Carrot Cake Cookies with Cream Cheese Icing
(Inspired by/adapted from In Praise of Leftovers)
Makes 12 sandwich cookies

Note: I made the cookie part of these dairy-free for the girly.  Just sub Willow Run margarine (or whatever other non-dairy margarine you have) for the butter. 

Carrot Cake Cookies
1 1/8 cup all-purpose flour
1 tsp cinnamon
1/2 tsp baking soda
1/2 tsp salt
1 stick (8 Tbsp) unsalted butter, softened
1/3 cup + 2 Tbsp light brown sugar
1/3 cup + 2 Tbsp granulated sugar
1 large egg
1/2 tsp vanilla extract
1 cup coarsely grated carrots (about 2 carrots)
1/2 cup chopped pecans, lightly toasted
4 Tbsp raisins

Preheat oven to 375 degrees and line baking sheets with parchment paper.  If you don't have parchment paper, be sure to butter your baking sheets generously.  (Also, consider in investing in some parchment paper!)

In a medium bowl, whisk together the flour, cinnamon, baking soda, and salt.

In a large bowl, or the bowl of a stand mixer, beat together the butter, sugars (both brown and granulated), egg, and vanilla.  Beat until pale and fluffy (approximately 2 minutes), then add in the carrots, nuts, and raisins.  Once those have been thoroughly mixed in, add the flour mixture and beat until incorporated.

Drop about 1 1/2 Tbsp of dough onto cookie sheets, about 2 inches apart (these cookies spread-- you have been warned).  Bake at 375 for 12-16 minutes, rotating baking sheets halfway through baking.  Once removed, cool on baking sheets for about a minute, then transfer to wire racks to finish cooling.  Cool and then frost to create sandwiches.

Cream Cheese Icing
4 oz (1/2 stick) of unsalted butter
4 oz (1/2 brick) of cream cheese
1/4 tsp vanilla extract (I use the clear kind here to save the white color)
1/4 tsp almond extract
1 3/4 to 2 cups powdered sugar

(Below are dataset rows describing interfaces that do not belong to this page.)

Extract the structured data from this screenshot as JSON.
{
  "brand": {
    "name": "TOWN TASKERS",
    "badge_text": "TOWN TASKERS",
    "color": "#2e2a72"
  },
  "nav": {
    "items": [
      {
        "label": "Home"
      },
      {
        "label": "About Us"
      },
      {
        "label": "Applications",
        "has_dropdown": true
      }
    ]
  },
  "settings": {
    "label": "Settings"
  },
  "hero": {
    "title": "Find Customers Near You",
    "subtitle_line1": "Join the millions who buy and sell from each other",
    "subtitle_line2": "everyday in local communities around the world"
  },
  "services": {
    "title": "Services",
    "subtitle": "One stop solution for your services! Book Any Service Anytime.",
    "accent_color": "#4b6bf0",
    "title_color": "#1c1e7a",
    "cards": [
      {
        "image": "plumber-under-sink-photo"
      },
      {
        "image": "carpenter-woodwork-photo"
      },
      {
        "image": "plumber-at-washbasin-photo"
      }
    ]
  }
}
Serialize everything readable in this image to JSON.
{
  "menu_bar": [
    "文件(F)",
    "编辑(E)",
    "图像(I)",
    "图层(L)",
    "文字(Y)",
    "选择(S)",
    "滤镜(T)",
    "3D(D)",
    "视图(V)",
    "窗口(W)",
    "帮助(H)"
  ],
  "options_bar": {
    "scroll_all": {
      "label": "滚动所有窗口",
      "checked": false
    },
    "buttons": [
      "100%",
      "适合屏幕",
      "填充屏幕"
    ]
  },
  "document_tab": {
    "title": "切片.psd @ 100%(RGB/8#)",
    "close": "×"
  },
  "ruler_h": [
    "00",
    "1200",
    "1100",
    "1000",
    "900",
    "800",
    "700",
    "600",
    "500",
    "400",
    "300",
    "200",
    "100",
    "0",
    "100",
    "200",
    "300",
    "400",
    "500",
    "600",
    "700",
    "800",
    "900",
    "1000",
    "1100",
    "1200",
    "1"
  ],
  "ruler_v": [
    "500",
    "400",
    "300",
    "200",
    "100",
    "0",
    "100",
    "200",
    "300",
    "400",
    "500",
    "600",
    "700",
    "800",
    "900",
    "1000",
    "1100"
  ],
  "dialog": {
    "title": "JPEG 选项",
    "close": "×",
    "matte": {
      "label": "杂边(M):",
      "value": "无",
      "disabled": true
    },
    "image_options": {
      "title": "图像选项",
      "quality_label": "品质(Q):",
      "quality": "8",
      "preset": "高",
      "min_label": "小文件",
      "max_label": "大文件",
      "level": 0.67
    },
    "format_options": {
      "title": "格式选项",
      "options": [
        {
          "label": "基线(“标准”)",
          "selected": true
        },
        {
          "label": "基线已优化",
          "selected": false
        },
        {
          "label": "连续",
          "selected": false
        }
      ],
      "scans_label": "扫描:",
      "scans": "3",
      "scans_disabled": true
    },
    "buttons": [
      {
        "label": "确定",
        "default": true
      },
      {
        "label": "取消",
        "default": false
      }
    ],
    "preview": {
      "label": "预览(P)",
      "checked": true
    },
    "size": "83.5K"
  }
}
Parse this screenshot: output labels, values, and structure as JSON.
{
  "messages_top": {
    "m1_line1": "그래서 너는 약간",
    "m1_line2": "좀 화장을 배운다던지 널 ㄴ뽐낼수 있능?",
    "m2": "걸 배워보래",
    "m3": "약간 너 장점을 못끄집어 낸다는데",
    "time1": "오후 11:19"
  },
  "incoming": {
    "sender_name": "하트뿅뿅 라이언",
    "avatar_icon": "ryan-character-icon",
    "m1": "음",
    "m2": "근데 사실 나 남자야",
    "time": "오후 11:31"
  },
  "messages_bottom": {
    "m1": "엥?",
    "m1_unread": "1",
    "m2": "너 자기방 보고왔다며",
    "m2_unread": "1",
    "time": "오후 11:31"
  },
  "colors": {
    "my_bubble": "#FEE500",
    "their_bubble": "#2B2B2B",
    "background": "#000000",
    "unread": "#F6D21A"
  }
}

In a large bowl, or the bowl of a stand mixer, beat together the butter and cream cheese.  Scrape the sides of the bowl, then add the vanilla and almond extracts.  Beat until the extracts are incorporated, then scrape the bowl again.  Add the powdered sugar one cup at a time, scraping after each addition.  Add powdered sugar to increase the stiffness of the icing, or milk to decrease the stiffness.  Spread or pipe icing onto the flat side of one cookie, then top by pressing the flat side of an unfrosted cookie onto the icing.